I didn’t inform initially as I was doing really well, and I honestly don’t think I heard the consultant properly as I’m sure he told me I didn’t need to inform the DVLA. When I did finally get around to it I had a nightmare, didn’t hear anything for ages and then I got a lettetr to tell me my license was revoked as I was cognitively not aware enough to drive. I was pretty shocked, turns out a locm consultant had read my notes and filled in the form without speaking to me or even knowing me. I once mentioned when I was really tired I had forgotten things (who doesn’t?). Ended up having to really fight to get my license back (relying on friends to take me to work as a nurse and be responsible for all those things at the same hospital who thought I was cognitively unfit to drive!) Luckily when I got my license back (restricted to 3 years, surely so they looked like they did it for good reason), my insurance company were fine (I nearly offered to kiss the person who told me it wouldn’t cost me any more!).

There are a lot of car accidents because of drunk driving. States are cracking down on drunk driving.

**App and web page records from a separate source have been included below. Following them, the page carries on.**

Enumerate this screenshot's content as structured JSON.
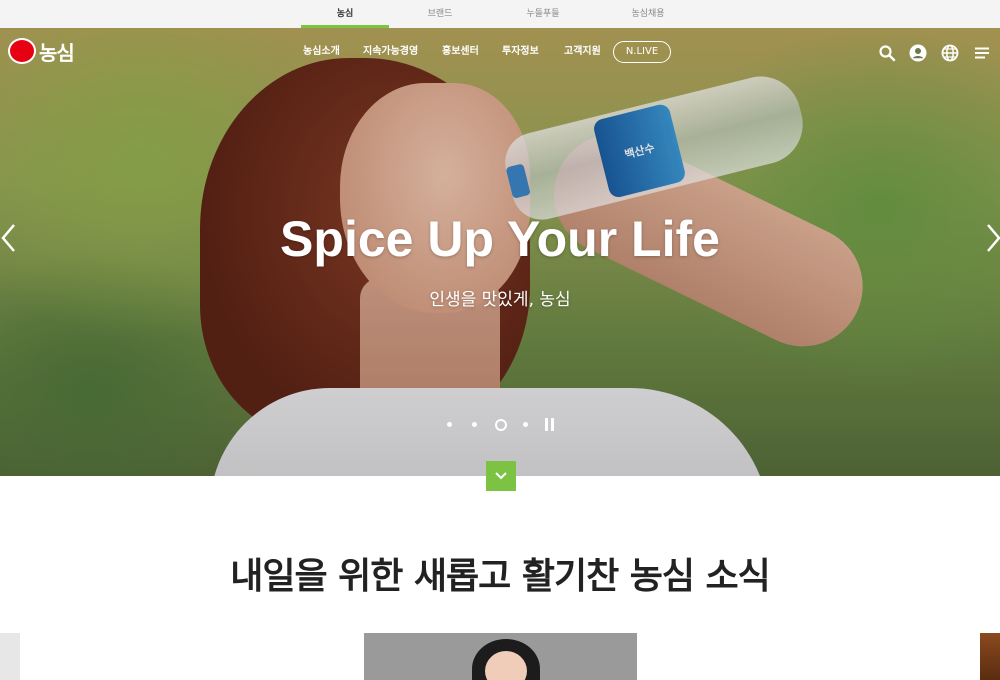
{
  "top_tabs": [
    {
      "label": "농심",
      "active": true
    },
    {
      "label": "브랜드",
      "active": false
    },
    {
      "label": "누들푸들",
      "active": false
    },
    {
      "label": "농심채용",
      "active": false
    }
  ],
  "logo": {
    "text": "농심"
  },
  "nav": {
    "items": [
      "농심소개",
      "지속가능경영",
      "홍보센터",
      "투자정보",
      "고객지원"
    ],
    "nlive": "N.LIVE"
  },
  "hero": {
    "headline": "Spice Up Your Life",
    "subline": "인생을 맛있게, 농심",
    "bottle_label": "백산수",
    "slide_count": 4,
    "active_slide": 3
  },
  "section": {
    "title": "내일을 위한 새롭고 활기찬 농심 소식"
  },
  "colors": {
    "accent_green": "#7cc243",
    "brand_red": "#e60012"
  },
  "icons": [
    "search-icon",
    "user-icon",
    "globe-icon",
    "menu-icon",
    "chevron-left-icon",
    "chevron-right-icon",
    "chevron-down-icon",
    "pause-icon"
  ]
}
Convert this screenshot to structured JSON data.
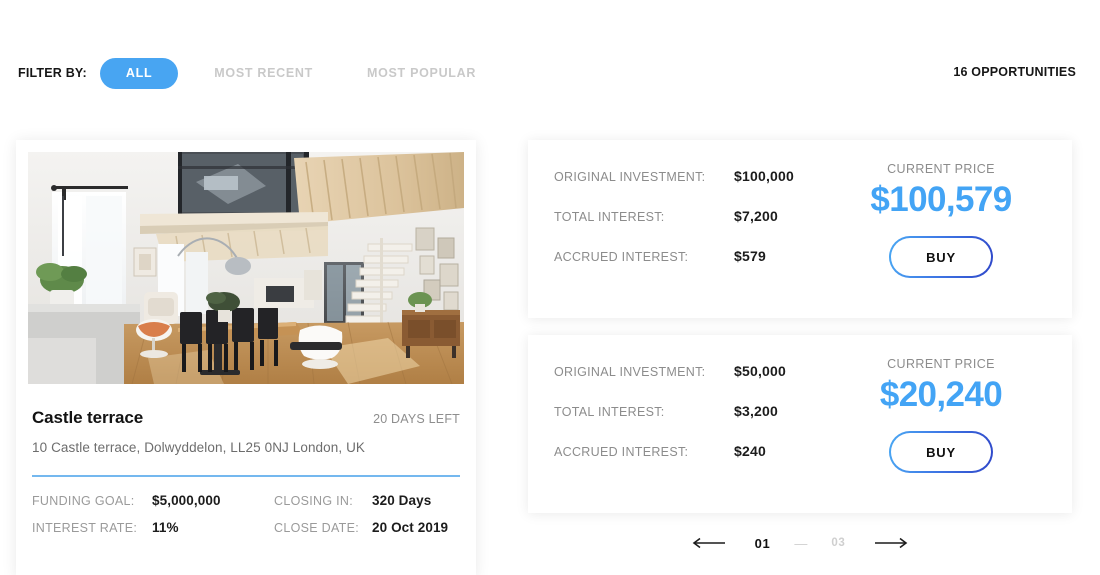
{
  "filter": {
    "label": "FILTER BY:",
    "tabs": [
      {
        "label": "ALL",
        "active": true
      },
      {
        "label": "MOST RECENT",
        "active": false
      },
      {
        "label": "MOST POPULAR",
        "active": false
      }
    ],
    "opportunities": "16 OPPORTUNITIES",
    "accent_color": "#48a5f2"
  },
  "property": {
    "photo_alt": "loft-interior-photo",
    "title": "Castle terrace",
    "days_left": "20 DAYS LEFT",
    "address": "10 Castle terrace, Dolwyddelon, LL25 0NJ London, UK",
    "divider_color": "#74b8ef",
    "stats": [
      {
        "key": "FUNDING GOAL:",
        "value": "$5,000,000"
      },
      {
        "key": "CLOSING IN:",
        "value": "320 Days"
      },
      {
        "key": "INTEREST RATE:",
        "value": "11%"
      },
      {
        "key": "CLOSE DATE:",
        "value": "20 Oct 2019"
      }
    ]
  },
  "investments": [
    {
      "rows": [
        {
          "key": "ORIGINAL INVESTMENT:",
          "value": "$100,000"
        },
        {
          "key": "TOTAL INTEREST:",
          "value": "$7,200"
        },
        {
          "key": "ACCRUED INTEREST:",
          "value": "$579"
        }
      ],
      "price_caption": "CURRENT PRICE",
      "price_value": "$100,579",
      "price_color": "#43a4f5",
      "buy_label": "BUY"
    },
    {
      "rows": [
        {
          "key": "ORIGINAL INVESTMENT:",
          "value": "$50,000"
        },
        {
          "key": "TOTAL INTEREST:",
          "value": "$3,200"
        },
        {
          "key": "ACCRUED INTEREST:",
          "value": "$240"
        }
      ],
      "price_caption": "CURRENT PRICE",
      "price_value": "$20,240",
      "price_color": "#43a4f5",
      "buy_label": "BUY"
    }
  ],
  "pagination": {
    "prev_icon": "arrow-left-icon",
    "next_icon": "arrow-right-icon",
    "current_page": "01",
    "separator": "—",
    "total_pages": "03"
  }
}
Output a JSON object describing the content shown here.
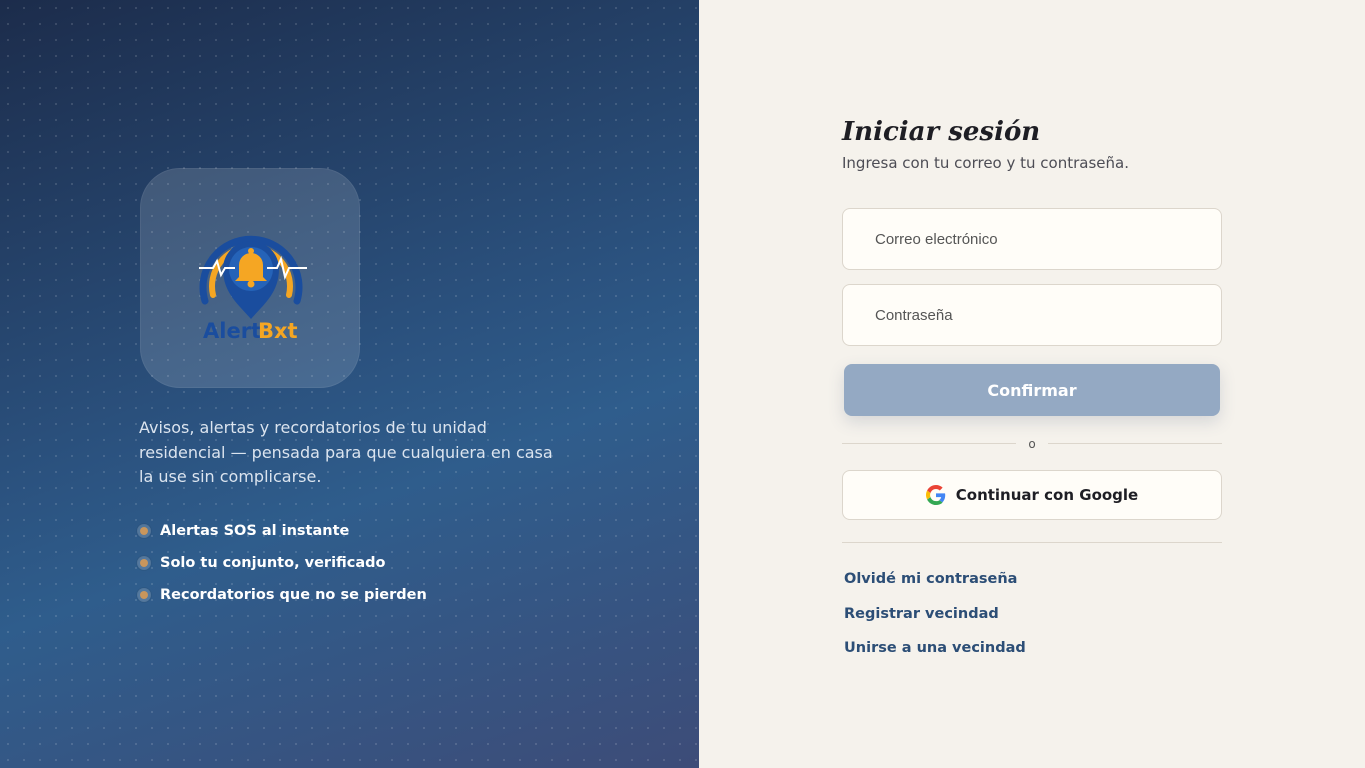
{
  "brand": {
    "logo_text_a": "Alert",
    "logo_text_b": "Bxt",
    "logo_icon": "bell-location-pin-icon",
    "colors": {
      "navy": "#1a4d9e",
      "orange": "#f5a623"
    }
  },
  "hero": {
    "tagline": "Avisos, alertas y recordatorios de tu unidad residencial — pensada para que cualquiera en casa la use sin complicarse.",
    "features": [
      "Alertas SOS al instante",
      "Solo tu conjunto, verificado",
      "Recordatorios que no se pierden"
    ]
  },
  "login": {
    "title": "Iniciar sesión",
    "subtitle": "Ingresa con tu correo y tu contraseña.",
    "email_placeholder": "Correo electrónico",
    "password_placeholder": "Contraseña",
    "confirm_label": "Confirmar",
    "divider_text": "o",
    "google_label": "Continuar con Google",
    "links": {
      "forgot": "Olvidé mi contraseña",
      "register": "Registrar vecindad",
      "join": "Unirse a una vecindad"
    }
  },
  "colors": {
    "panel_bg": "#f5f2ec",
    "link": "#2c4e76",
    "button_disabled": "#94a9c3",
    "bullet": "#c9965c"
  }
}
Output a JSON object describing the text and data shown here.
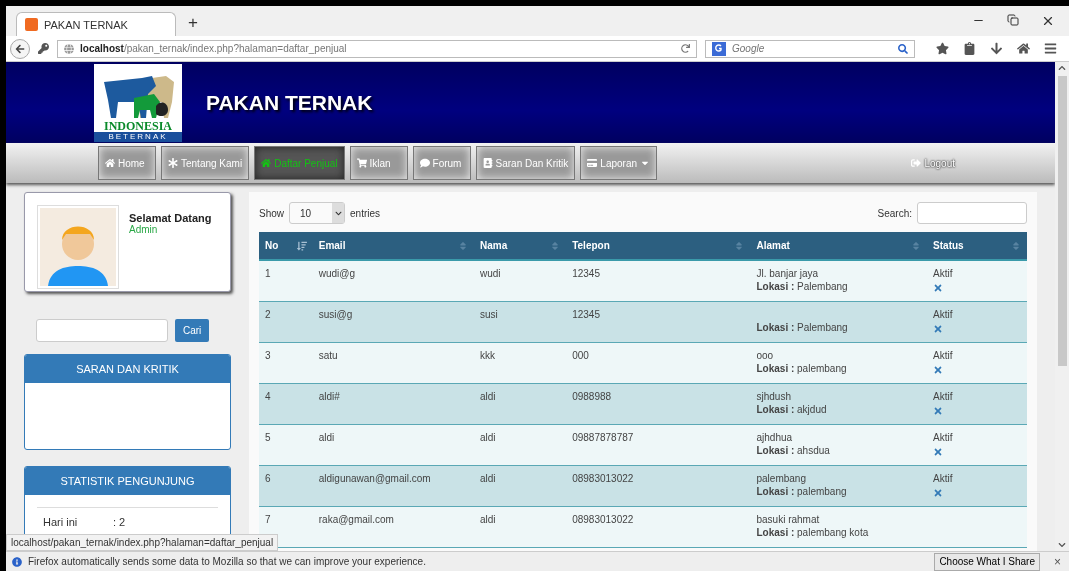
{
  "browser": {
    "tab_title": "PAKAN TERNAK",
    "new_tab": "+",
    "url": "**localhost**/pakan_ternak/index.php?halaman=daftar_penjual",
    "search_placeholder": "Google"
  },
  "header": {
    "logo_text": "INDONESIA",
    "logo_subtext": "BETERNAK",
    "title": "PAKAN TERNAK"
  },
  "nav": [
    {
      "label": "Home",
      "selected": false
    },
    {
      "label": "Tentang Kami",
      "selected": false
    },
    {
      "label": "Daftar Penjual",
      "selected": true
    },
    {
      "label": "Iklan",
      "selected": false
    },
    {
      "label": "Forum",
      "selected": false
    },
    {
      "label": "Saran Dan Kritik",
      "selected": false
    },
    {
      "label": "Laporan",
      "selected": false,
      "has_menu": true
    }
  ],
  "logout": "Logout",
  "sidebar": {
    "welcome": "Selamat Datang",
    "role": "Admin",
    "search_button": "Cari",
    "panels": [
      {
        "title": "SARAN DAN KRITIK"
      },
      {
        "title": "STATISTIK PENGUNJUNG",
        "rows": [
          {
            "label": "Hari ini",
            "value": ": 2"
          }
        ]
      }
    ]
  },
  "table": {
    "show_label": "Show",
    "page_size": "10",
    "entries_label": "entries",
    "search_label": "Search:",
    "columns": [
      {
        "label": "No",
        "sorted": true
      },
      {
        "label": "Email",
        "sorted": false
      },
      {
        "label": "Nama",
        "sorted": false
      },
      {
        "label": "Telepon",
        "sorted": false
      },
      {
        "label": "Alamat",
        "sorted": false
      },
      {
        "label": "Status",
        "sorted": false
      }
    ],
    "rows": [
      {
        "no": "1",
        "email": "wudi@g",
        "nama": "wudi",
        "telepon": "12345",
        "alamat": "Jl. banjar jaya",
        "lokasi": "**Lokasi :** Palembang",
        "status": "Aktif"
      },
      {
        "no": "2",
        "email": "susi@g",
        "nama": "susi",
        "telepon": "12345",
        "lokasi": "**Lokasi :** Palembang",
        "status": "Aktif"
      },
      {
        "no": "3",
        "email": "satu",
        "nama": "kkk",
        "telepon": "000",
        "alamat": "ooo",
        "lokasi": "**Lokasi :** palembang",
        "status": "Aktif"
      },
      {
        "no": "4",
        "email": "aldi#",
        "nama": "aldi",
        "telepon": "0988988",
        "alamat": "sjhdush",
        "lokasi": "**Lokasi :** akjdud",
        "status": "Aktif"
      },
      {
        "no": "5",
        "email": "aldi",
        "nama": "aldi",
        "telepon": "09887878787",
        "alamat": "ajhdhua",
        "lokasi": "**Lokasi :** ahsdua",
        "status": "Aktif"
      },
      {
        "no": "6",
        "email": "aldigunawan@gmail.com",
        "nama": "aldi",
        "telepon": "08983013022",
        "alamat": "palembang",
        "lokasi": "**Lokasi :** palembang",
        "status": "Aktif"
      },
      {
        "no": "7",
        "email": "raka@gmail.com",
        "nama": "aldi",
        "telepon": "08983013022",
        "alamat": "basuki rahmat",
        "lokasi": "**Lokasi :** palembang kota"
      }
    ]
  },
  "status_url": "localhost/pakan_ternak/index.php?halaman=daftar_penjual",
  "notification": {
    "message": "Firefox automatically sends some data to Mozilla so that we can improve your experience.",
    "button": "Choose What I Share",
    "close": "×"
  }
}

DUI and DWI laws across the nation are becoming stricter and being enforced with greater diligence. Thus, drunk driving is a serious offense and can have different consequences depending upon where you live. It had happened with trooper David Bertholf has been arrested by Washington State Patrol troopers for driving under the influence, hit and run and then eluding the police. You’ll need an auto insurance to provide you financial protection against physical damage and/or bodily injury resulting from traffic collisions and against liability that could also arise therefrom. The specific terms of vehicle insurance vary with legal regulations in each region.